Tuesday, May 18, 2004
The Obsessive Need to Declare....
"I told you so".
Pretty much from the age children understand the meaning of those words, they (or some variant) become a common part of playground banter. It's human nature not only to want to be right, but apparently also to want to rub an opponent's nose in their defeat. Fear of an "I told you so" is probably one of the factors which explain why some people have such great difficulty apologizing for their misconduct or admitting to errors.
Watching the world of punditry, it is not uncommon to see editorials which are little more than an "I told you so". So perhaps we should not be surprised that the so-called "blogosphere" is replete with individuals who can't wait to use some form of that retort on their rhetorical enemies. But in some debates an "I told you so" seems out-of-place; and admission of error seems like the best course of action.
In relation to the Iraq conflict, to their credit, an increasing number of pundits associated with the neo-con movement have been issuing statements which have been anything but "I told you so". They have admitted that things are not going as planned in Iraq, but pressing for perseverance in the face of what might happen if we don't stabilize that nation with a reasonable government prior to withdrawal. That may not satisfy those who were opposed to the war, or whose skepticism to the apparent lack of planning for the original invasion and occupation - well, let's face it, some people really want to grab a neo-con by the scruff of his neck, stick his nose in a big pile of Abu Ghraib photos, and exclaim "I told you so".
And perhaps that reaction is made more understandable by the number of "I told you so's" issued by pro-war factions during the prior year. The "I told you so" after Iraq's defenses quickly collapsed. The "I told you so" when President Bush landed a military jet on an aircraft carrier and declared an end to major combat operations in front of a "Mission Accomplished" banner. The "I told you so" when many Iraqis did express gratitude at Hussein's removal. Muttering, "Where are the WMD's" was probably of little solace.
During the past year, however, despite the claim that the problem is one of media focus - "they're only telling us the bad news, not the achievements of the occupation forces" - it has become pretty clear that the occupation has not gone as well as planned, and democratization even less well. It is hard to know what to make of some of the opinion polls, where some Iraqis express that their lives were better before Hussein's ouster, but it is apparent from the polls that a growing number of Iraqis see things as getting progressively worse post-liberation as opposed to progressively better. Whether this is a true comparison to the former regime, or if it reflects fatigue from living under a clumsy occupation, is a question I'll leave to others. But I do know that if we can't convince the Iraqi public that their lot in life is improving, our opinion of the occupation doesn't much matter.
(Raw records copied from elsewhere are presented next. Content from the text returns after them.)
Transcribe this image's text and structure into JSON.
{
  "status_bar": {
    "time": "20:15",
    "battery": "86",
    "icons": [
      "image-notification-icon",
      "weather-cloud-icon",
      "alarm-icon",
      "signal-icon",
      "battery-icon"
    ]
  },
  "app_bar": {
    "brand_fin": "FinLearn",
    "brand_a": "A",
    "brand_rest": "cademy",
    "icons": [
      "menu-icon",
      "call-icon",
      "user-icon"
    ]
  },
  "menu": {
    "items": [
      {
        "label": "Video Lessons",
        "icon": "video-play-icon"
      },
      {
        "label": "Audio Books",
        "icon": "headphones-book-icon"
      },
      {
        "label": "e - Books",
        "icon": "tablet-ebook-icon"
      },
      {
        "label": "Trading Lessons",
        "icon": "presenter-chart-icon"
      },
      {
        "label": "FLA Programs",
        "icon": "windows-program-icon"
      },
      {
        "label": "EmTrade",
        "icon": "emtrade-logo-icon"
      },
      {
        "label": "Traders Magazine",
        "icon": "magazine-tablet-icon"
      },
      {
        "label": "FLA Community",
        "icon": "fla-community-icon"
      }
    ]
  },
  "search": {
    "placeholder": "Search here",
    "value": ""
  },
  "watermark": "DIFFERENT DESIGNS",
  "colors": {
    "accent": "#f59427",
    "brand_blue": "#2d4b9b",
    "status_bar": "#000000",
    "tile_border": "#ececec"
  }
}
Some partisans just can't stop declaring "I told you so" - those on the extreme anti-war side who declare that Abu Ghraib proves that Iraq is a failure, versus those defenders of the war who turn to any minor news (such as the recent discovery of a spent artillery shell which may have contained sarin) as a basis to declare "I told you so", are missing the point - and, in my opinion, the pro-war partisans who engage in such conduct are doing far more damage to the end goal in Iraq than the fiercest anti-war activist. Why do I say that? Because we are presently occupying Iraq, and emphasizing the mistakes and misrepresentations of the early conflict distracts us from our ultimate goal, while emphasizing those subjects upon which the pro-war side has the least credibility.
Whatever side you're on, it seems like it's long past time to bite your lip and swallow your "I told you so's". This is too important.